» WHAT THIS TASK INVOLVES
Go through the listing below and count the lines with "date" in them. Only the count is needed.

» DATA SUPPLIED
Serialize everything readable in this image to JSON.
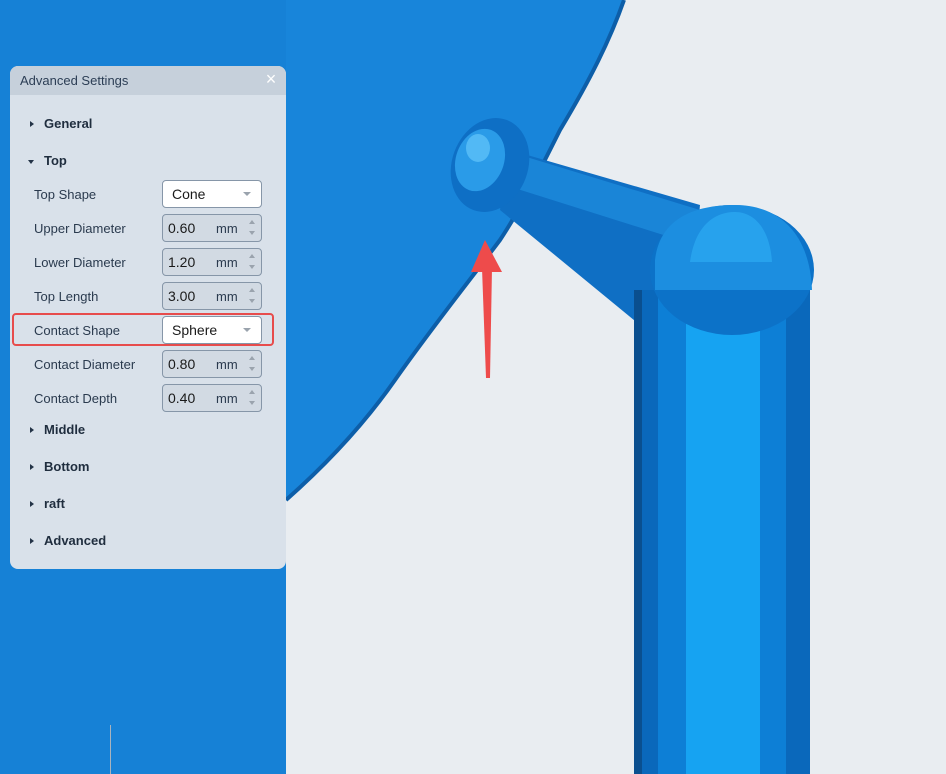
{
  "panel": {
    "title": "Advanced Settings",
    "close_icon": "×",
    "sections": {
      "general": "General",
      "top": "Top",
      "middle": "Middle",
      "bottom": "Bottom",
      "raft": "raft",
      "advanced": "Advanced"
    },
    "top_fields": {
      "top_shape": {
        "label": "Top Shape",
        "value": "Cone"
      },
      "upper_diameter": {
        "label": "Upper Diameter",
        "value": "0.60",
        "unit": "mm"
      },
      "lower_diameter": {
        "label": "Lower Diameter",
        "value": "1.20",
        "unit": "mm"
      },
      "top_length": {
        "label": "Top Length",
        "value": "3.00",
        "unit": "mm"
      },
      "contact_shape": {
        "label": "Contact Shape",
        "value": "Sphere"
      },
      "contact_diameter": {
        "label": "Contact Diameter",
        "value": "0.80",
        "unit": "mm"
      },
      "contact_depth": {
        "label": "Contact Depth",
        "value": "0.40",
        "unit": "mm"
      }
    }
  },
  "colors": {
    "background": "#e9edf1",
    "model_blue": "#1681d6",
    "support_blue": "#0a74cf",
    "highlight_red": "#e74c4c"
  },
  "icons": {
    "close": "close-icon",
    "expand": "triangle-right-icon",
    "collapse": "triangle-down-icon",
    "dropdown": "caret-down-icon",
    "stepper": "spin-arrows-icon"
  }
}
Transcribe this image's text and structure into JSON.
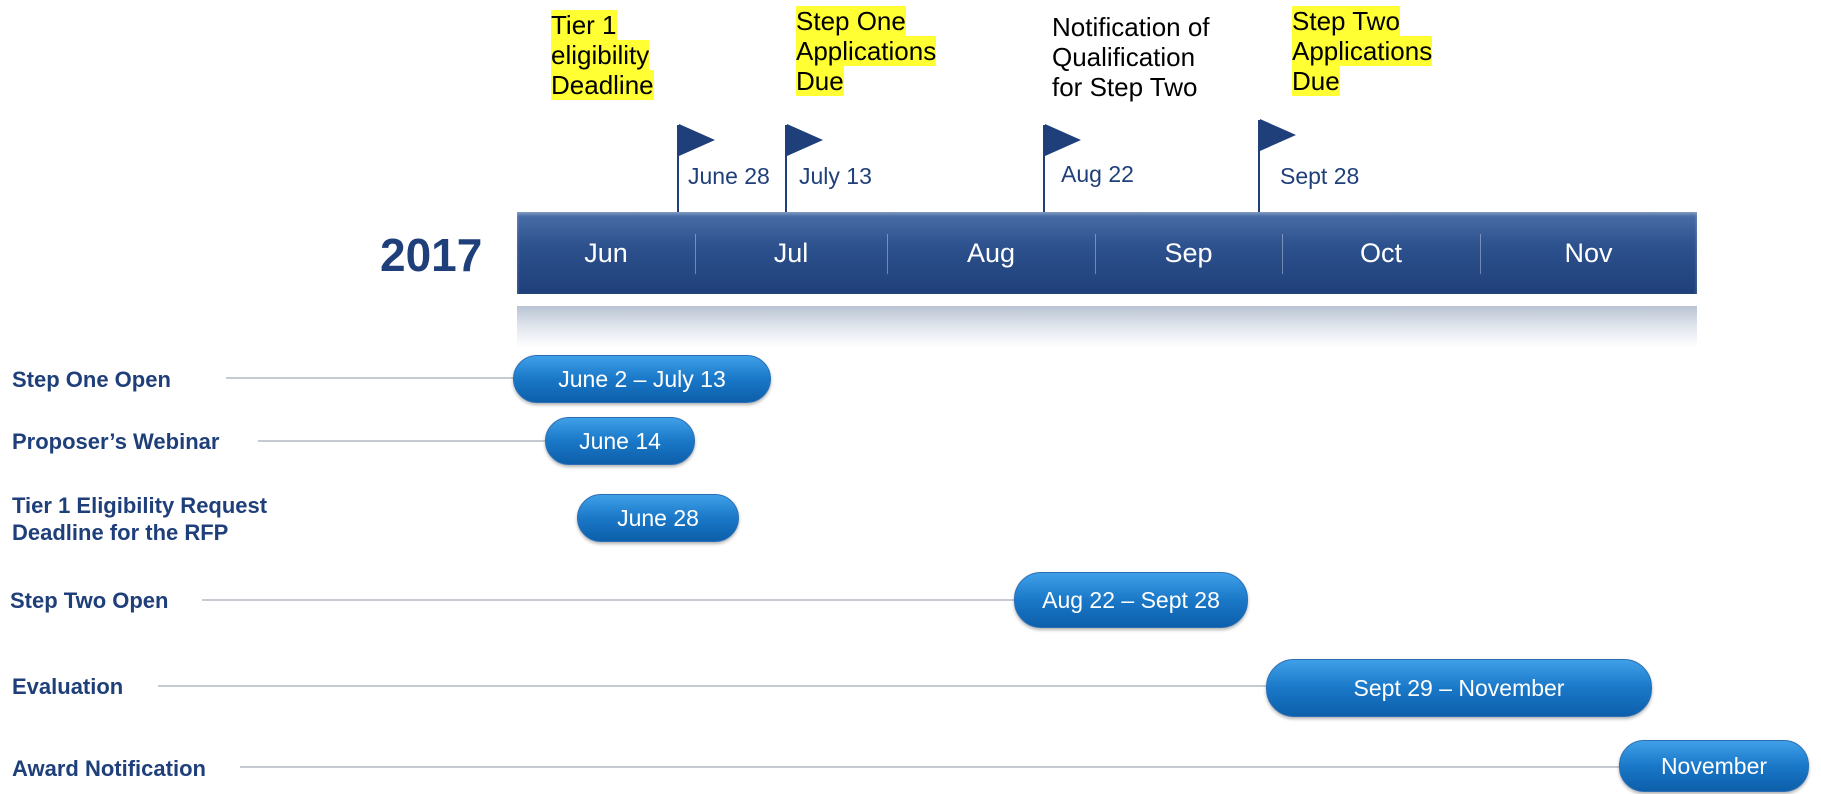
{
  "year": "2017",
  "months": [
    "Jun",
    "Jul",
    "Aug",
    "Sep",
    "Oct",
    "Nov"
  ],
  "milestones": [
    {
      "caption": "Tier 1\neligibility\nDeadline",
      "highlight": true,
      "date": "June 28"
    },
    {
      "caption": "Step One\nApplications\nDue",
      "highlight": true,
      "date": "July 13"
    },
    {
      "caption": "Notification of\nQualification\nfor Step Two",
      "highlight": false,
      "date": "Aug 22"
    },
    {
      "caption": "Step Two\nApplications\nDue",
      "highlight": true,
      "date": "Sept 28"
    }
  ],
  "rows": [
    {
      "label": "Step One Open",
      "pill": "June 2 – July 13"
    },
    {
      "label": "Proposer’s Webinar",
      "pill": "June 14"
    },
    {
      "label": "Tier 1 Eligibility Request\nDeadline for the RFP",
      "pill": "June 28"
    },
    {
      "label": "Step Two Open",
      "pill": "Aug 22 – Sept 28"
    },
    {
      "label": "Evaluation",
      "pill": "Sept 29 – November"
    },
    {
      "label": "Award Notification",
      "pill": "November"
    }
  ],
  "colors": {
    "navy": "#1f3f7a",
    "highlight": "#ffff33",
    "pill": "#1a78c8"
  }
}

» COMPLETED TASK
4